Majority-Circuits Are Good

Pretty interesting writeup of a hack on the SWIFT banking system last year:

One thing that is astounding to me is the fact that the SWIFT network seems to rely on human bankers to double check paper receipts. And that the system checks rules on the individual client computers. Endpoint nodes, in other words.

I would have expected that given the volumes of money involved, there would be majority-circuit systems in place: i.e. one Windows machine, one Linux machine, one Mac machine, which all have to validate transactions using identical input. Inconsistencies in output would then indicate whether some kind of hack was occurring on one of the three systems.

This would prevent any single point of failure from causing invalid transfers to occur and it would mean anyone wanting to crack your system would have to find 0-day vulnerabilities on at least two heterogeneous machines.

On aircraft, this kind of multiple redundancy means that many critical electronics units have two or possibly three systems processing the same information. Sometimes this also means multiple power supplies, multiple AFDX networking switches, even potentially using two different CPU architectures and two different compilers to guarantee that bugs can be identified and mitigated in these foundational pieces.

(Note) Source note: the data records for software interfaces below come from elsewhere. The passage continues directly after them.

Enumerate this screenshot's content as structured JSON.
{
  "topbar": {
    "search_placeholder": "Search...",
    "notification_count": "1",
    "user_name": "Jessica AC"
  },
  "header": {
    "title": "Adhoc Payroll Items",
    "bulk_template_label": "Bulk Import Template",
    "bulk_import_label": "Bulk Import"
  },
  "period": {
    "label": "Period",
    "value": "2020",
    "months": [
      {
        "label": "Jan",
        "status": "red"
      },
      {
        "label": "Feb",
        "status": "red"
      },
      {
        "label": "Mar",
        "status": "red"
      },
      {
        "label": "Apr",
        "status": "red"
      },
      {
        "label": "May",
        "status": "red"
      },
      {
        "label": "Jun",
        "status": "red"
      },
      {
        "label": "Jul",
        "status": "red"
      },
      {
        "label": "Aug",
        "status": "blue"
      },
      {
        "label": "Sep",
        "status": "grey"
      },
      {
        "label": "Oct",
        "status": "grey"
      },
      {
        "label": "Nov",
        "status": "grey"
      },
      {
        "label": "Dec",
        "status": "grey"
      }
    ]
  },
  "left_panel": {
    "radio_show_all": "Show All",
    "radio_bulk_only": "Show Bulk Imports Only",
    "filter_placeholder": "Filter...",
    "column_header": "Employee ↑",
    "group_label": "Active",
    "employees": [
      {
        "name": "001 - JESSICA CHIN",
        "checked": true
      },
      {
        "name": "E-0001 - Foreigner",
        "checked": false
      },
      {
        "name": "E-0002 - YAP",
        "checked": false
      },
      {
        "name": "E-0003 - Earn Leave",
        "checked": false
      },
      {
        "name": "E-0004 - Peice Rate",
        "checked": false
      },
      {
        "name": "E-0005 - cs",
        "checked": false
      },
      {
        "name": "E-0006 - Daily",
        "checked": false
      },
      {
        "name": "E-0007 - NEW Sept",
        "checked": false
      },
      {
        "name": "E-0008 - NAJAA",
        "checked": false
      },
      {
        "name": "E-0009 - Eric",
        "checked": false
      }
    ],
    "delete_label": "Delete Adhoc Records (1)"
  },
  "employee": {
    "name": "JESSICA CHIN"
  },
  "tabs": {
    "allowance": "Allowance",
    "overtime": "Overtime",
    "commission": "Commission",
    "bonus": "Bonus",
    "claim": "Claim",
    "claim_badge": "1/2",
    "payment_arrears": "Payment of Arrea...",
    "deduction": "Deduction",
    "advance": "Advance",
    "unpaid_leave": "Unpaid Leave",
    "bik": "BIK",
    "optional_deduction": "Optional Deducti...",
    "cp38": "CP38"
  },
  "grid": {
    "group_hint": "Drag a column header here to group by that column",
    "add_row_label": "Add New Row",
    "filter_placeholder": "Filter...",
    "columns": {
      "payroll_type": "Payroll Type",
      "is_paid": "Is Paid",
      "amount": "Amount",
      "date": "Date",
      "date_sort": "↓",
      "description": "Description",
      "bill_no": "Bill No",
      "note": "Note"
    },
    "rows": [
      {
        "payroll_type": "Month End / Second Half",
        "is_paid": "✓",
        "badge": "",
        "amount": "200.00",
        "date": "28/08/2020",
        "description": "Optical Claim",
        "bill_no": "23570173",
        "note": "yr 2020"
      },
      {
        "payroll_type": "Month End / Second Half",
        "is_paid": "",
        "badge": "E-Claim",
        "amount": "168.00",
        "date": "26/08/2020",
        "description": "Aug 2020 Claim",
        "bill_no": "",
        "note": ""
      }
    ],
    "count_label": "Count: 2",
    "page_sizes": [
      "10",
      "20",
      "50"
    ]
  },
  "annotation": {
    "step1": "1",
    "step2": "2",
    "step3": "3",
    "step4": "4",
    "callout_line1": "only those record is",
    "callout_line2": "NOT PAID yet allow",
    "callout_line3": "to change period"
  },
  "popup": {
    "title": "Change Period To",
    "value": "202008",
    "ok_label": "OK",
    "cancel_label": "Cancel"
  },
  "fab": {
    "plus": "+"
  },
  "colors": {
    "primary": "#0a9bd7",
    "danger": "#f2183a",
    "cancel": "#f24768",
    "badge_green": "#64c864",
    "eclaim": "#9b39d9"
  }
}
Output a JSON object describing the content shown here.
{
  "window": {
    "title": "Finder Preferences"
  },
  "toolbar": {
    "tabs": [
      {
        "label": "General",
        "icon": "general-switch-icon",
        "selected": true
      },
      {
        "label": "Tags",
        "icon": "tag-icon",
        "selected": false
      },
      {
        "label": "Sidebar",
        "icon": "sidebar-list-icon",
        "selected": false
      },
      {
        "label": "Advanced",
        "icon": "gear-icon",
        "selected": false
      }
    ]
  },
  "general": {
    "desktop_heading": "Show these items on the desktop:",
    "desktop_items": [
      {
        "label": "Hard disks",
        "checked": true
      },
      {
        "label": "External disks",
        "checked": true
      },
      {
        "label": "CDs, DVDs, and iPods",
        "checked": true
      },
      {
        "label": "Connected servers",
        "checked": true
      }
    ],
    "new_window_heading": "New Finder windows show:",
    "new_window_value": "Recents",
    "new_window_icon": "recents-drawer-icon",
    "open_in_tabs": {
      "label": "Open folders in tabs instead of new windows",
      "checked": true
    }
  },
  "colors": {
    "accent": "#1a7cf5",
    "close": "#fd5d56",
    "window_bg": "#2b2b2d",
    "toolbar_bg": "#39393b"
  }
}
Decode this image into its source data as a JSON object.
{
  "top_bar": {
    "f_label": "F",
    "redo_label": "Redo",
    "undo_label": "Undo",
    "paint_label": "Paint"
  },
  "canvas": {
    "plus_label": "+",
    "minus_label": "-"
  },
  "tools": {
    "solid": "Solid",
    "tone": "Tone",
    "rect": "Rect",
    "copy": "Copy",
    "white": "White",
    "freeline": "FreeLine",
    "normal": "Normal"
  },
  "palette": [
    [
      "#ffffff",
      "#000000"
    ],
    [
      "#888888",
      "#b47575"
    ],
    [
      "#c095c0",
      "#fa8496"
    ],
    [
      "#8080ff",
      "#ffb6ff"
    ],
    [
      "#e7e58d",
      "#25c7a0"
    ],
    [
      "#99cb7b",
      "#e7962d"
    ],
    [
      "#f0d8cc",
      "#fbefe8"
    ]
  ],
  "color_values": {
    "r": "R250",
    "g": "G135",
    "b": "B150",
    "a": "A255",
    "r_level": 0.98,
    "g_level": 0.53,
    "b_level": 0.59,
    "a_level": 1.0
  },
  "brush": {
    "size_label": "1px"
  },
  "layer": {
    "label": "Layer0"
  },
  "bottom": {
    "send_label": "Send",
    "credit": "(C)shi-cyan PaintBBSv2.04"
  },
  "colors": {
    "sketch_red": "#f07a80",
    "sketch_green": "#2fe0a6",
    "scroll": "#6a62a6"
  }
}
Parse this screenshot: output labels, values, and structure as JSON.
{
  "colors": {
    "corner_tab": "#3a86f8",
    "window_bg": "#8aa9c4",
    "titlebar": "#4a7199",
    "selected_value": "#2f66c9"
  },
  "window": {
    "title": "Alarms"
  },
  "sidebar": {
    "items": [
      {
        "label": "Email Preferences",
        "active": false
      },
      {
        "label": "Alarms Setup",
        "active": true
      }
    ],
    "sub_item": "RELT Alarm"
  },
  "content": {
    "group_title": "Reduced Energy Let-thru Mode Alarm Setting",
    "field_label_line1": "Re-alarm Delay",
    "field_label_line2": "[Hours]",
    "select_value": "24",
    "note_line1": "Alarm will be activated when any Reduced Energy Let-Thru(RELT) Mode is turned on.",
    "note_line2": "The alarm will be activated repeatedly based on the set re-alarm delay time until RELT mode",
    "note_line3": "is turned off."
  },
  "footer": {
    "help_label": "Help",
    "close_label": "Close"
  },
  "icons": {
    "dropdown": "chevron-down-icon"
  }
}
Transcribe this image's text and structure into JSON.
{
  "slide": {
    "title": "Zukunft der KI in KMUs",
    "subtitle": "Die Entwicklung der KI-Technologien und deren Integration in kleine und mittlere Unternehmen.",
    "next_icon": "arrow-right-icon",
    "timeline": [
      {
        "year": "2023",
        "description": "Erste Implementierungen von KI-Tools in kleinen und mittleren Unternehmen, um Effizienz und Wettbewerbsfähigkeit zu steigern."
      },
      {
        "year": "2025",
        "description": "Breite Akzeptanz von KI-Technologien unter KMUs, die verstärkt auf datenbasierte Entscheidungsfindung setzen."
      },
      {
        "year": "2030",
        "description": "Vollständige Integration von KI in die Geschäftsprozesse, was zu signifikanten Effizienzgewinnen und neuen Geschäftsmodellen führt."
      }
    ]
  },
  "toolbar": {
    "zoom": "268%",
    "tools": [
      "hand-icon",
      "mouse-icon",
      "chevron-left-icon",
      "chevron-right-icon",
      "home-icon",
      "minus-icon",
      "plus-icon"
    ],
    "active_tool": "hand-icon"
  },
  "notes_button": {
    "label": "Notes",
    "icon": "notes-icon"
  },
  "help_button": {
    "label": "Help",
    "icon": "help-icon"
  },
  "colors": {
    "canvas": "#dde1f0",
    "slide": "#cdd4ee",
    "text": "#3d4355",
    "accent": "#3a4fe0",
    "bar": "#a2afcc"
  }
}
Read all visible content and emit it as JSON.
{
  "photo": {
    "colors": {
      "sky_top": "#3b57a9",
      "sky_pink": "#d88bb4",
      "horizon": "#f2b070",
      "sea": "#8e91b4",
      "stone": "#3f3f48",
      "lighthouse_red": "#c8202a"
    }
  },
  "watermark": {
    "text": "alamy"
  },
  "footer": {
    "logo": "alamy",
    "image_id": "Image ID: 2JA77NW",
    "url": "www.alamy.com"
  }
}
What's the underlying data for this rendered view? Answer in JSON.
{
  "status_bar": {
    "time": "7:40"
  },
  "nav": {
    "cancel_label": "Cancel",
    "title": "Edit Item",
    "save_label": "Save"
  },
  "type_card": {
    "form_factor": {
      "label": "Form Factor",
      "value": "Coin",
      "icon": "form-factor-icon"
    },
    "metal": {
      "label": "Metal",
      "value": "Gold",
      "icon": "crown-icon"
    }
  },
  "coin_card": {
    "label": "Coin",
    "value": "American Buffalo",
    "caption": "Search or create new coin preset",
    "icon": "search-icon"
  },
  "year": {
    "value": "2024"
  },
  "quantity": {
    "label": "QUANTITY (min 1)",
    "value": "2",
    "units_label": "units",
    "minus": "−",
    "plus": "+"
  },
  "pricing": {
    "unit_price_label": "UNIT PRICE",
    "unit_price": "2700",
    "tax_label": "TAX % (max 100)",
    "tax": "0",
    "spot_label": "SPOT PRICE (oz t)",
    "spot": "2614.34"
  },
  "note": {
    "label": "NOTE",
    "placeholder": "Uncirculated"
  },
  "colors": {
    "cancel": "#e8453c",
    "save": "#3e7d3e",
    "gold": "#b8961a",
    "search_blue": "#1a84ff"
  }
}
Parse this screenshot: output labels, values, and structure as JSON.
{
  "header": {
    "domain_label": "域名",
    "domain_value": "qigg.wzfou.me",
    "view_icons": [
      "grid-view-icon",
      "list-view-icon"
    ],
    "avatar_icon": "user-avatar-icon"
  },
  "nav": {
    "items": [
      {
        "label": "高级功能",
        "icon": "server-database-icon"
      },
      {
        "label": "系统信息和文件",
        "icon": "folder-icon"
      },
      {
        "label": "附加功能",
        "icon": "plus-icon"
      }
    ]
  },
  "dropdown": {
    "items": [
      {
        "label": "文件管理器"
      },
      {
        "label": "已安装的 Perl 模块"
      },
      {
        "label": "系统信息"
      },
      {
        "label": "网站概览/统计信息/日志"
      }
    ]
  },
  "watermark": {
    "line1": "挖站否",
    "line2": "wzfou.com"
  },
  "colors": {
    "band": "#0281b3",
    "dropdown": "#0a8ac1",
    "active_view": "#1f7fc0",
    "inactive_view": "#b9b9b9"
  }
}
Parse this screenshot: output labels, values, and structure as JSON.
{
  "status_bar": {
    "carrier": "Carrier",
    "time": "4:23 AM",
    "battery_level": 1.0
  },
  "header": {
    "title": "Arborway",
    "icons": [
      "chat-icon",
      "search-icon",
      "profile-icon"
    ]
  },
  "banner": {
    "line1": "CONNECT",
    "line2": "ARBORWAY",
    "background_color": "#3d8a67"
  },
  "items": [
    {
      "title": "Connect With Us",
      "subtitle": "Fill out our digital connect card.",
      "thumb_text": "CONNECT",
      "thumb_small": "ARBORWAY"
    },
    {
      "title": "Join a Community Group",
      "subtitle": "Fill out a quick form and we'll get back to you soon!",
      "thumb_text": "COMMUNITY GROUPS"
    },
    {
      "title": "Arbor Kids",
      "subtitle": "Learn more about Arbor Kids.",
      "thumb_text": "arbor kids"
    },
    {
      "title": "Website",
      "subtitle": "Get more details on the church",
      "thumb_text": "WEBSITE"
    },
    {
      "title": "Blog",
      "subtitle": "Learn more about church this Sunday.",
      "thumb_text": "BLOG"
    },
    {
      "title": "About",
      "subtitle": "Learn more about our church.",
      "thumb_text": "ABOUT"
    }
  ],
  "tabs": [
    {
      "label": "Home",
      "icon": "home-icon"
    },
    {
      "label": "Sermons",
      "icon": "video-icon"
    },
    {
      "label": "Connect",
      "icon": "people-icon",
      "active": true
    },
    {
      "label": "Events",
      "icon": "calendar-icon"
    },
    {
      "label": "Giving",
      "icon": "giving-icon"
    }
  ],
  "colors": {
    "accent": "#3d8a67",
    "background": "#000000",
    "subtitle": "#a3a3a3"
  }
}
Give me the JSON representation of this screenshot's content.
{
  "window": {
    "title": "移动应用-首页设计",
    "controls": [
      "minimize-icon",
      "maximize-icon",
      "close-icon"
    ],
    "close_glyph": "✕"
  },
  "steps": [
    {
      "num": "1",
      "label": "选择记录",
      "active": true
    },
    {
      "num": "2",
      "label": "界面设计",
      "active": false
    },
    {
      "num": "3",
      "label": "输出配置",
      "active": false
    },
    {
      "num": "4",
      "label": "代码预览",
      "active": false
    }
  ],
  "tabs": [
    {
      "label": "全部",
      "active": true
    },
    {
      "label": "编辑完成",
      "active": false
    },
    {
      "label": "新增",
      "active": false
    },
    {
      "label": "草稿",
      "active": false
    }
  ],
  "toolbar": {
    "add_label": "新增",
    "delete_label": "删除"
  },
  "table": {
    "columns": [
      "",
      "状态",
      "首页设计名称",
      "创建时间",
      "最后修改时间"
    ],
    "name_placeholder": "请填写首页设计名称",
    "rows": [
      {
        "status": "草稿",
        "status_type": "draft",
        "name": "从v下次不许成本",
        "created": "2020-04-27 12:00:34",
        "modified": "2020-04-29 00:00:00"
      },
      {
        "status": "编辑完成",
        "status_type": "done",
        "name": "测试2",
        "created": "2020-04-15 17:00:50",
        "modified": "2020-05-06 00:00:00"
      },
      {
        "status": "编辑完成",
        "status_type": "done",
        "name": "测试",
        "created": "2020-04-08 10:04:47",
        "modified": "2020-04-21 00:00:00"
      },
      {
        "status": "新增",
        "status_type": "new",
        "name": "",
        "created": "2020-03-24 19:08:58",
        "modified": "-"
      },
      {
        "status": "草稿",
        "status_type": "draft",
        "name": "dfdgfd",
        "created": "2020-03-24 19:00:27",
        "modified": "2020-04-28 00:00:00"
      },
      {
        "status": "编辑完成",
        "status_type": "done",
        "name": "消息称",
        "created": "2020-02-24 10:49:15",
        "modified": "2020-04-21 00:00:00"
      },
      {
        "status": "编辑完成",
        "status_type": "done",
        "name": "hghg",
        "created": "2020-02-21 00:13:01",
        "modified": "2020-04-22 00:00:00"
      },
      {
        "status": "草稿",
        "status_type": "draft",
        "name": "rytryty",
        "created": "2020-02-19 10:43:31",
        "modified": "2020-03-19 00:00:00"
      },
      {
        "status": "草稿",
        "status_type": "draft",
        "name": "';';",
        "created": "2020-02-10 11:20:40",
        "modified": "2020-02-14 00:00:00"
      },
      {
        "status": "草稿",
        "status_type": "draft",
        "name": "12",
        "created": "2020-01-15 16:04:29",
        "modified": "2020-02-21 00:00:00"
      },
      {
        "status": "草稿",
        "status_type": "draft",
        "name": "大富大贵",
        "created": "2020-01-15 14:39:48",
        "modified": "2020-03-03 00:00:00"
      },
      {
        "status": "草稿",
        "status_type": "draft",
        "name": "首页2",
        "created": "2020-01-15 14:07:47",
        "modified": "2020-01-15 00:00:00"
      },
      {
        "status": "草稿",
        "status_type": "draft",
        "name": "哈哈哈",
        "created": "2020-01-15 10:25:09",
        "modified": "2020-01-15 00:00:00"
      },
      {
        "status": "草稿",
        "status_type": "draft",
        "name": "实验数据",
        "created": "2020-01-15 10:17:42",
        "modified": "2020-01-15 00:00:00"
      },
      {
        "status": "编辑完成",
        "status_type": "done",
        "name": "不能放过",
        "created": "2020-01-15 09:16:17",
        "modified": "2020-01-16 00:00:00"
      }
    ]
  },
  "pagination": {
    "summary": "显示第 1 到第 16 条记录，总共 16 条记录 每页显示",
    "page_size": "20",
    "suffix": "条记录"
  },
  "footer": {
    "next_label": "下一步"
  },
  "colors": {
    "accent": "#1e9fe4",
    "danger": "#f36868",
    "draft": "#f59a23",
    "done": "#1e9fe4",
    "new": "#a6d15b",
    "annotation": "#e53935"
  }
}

Surely, I would hope money transfer systems have this kind of multi-layer defense-in-depth?